The information provided on this page was correct at the time of publication (November 2022). For complete and up-to-date information about this course, please visit the relevant University of Oxford course page via www.graduate.ox.ac.uk/ucas. The DPhil in Population Health is a doctoral research programme intended to provide you with training in research, an in-depth knowledge and understanding of your doctoral research topic and will prepare you for a career in academia. This course is taking part in a continuing pilot programme to improve the selection procedure for graduate applications, in order to ensure that all candidates are evaluated fairly. For this course, the socio-economic data you provide in the application form will be used to contextualise the shortlisting and decision-making processes where it has been provided. Please carefully read the instructions concerning submission of your CV/résumé in the How to apply section of this page, as well as the full details about this pilot. Research training will primarily be through day-to-day involvement in a research project and working with a research team. Research projects that students have worked on include ‘Can routinely collected data be used to accurately and completely follow-up participants in large randomised trials?’ and ‘Biological Ageing: Statistical analysis of physical and biochemical biomarkers in UK Biobank’. A typical day of a DPhil student varies through the course but will include literature reviews, data analysis, discussion with the research group and writing-up the research thesis. Your supervisors will be the main source of your research training; you will also be encouraged to strengthen your research skills by taking relevant training courses. Research training will be within a multidisciplinary research environment which includes epidemiology, statistics, ethics, health economics, health promotion, health services research, and big data. You will be encouraged to make use of the range of skills training offered by the Medical Sciences Division and the department throughout your study at the Nuffield Department of Population Health (NDPH). All students will be asked to complete a Training Needs Analysis (TNA) in the first term of your studies, which will be used to help students to assess their skill level and identify training required. There is no set period of time that should be used for training – students will be able to pursue the training they need. This training includes statistics, epidemiology, data management, research ethics, writing academic papers and presentation skills. You are also expected to identify additional relevant external courses that will support your research training. Further information about part-time study A small number of part-time students may be admitted to the DPhil in Population Health. Candidates applying for admission to this part-time course are required to show that their DPhil research topic is suited to part-time study and the supervisors agree with the part-time schedule. The in-residence attendance requirement will be a minimum of 30 days University-based work per year. This will be spread across the academic year with a minimum of ten days based in the department each term. However, attendance is likely to be higher and will be determined by the demands of the individual DPhil research project. As a part-time student you will be required to attend supervision meetings and other obligations in Oxford for a minimum of 30 days each year. There will be limited flexibility in the dates of attendance, which will be determined by mutual agreement with your supervisor. You will have the opportunity to tailor your part-time study in liaison with your supervisor and agree your pattern of attendance.

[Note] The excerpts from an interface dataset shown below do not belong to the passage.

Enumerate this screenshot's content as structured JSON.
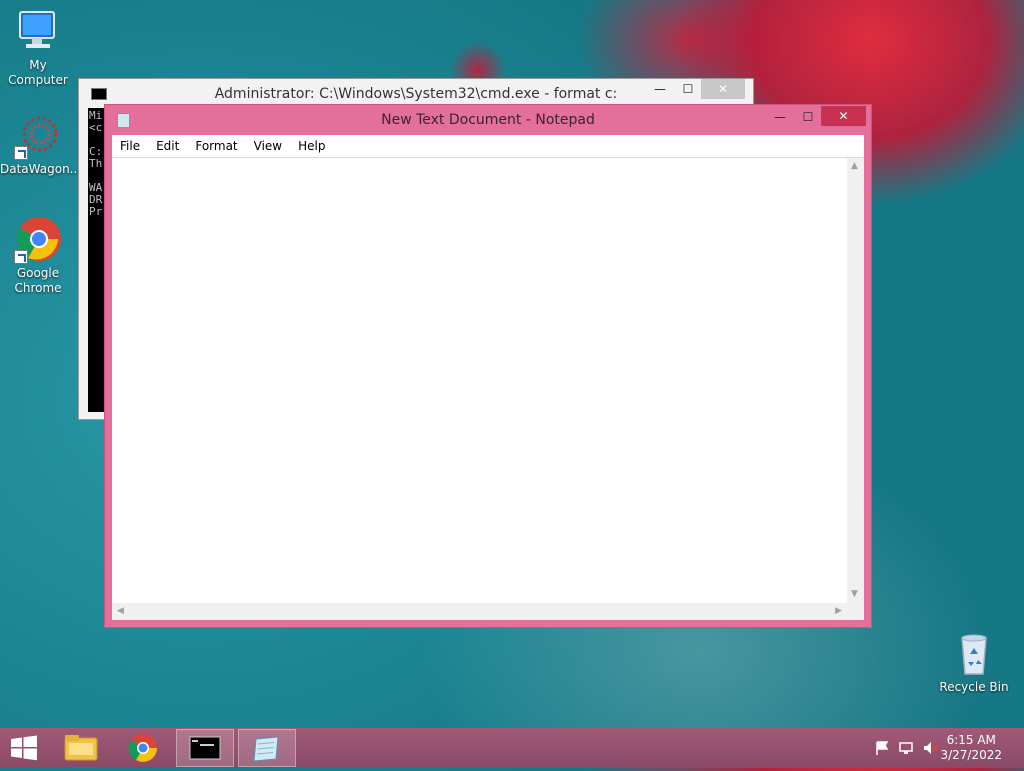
{
  "desktop": {
    "icons": [
      {
        "label": "My Computer"
      },
      {
        "label": "DataWagon..."
      },
      {
        "label": "Google Chrome"
      },
      {
        "label": "Recycle Bin"
      }
    ]
  },
  "cmd_window": {
    "title": "Administrator: C:\\Windows\\System32\\cmd.exe - format  c:",
    "console_lines": [
      "Mi",
      "<c",
      "",
      "C:",
      "Th",
      "",
      "WA",
      "DR",
      "Pr"
    ],
    "buttons": {
      "minimize": "—",
      "maximize": "☐",
      "close": "✕"
    }
  },
  "notepad_window": {
    "title": "New Text Document - Notepad",
    "menu": [
      "File",
      "Edit",
      "Format",
      "View",
      "Help"
    ],
    "content": "",
    "buttons": {
      "minimize": "—",
      "maximize": "☐",
      "close": "✕"
    }
  },
  "taskbar": {
    "clock_time": "6:15 AM",
    "clock_date": "3/27/2022"
  },
  "colors": {
    "notepad_frame": "#e36f9a",
    "taskbar": "#8a4a66",
    "desktop": "#1c8794"
  }
}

For complete and up-to-date information about this course, please visit the relevant University of Oxford course page via www.graduate.ox.ac.uk/ucas
Fees and funding
No fee information has been provided for this course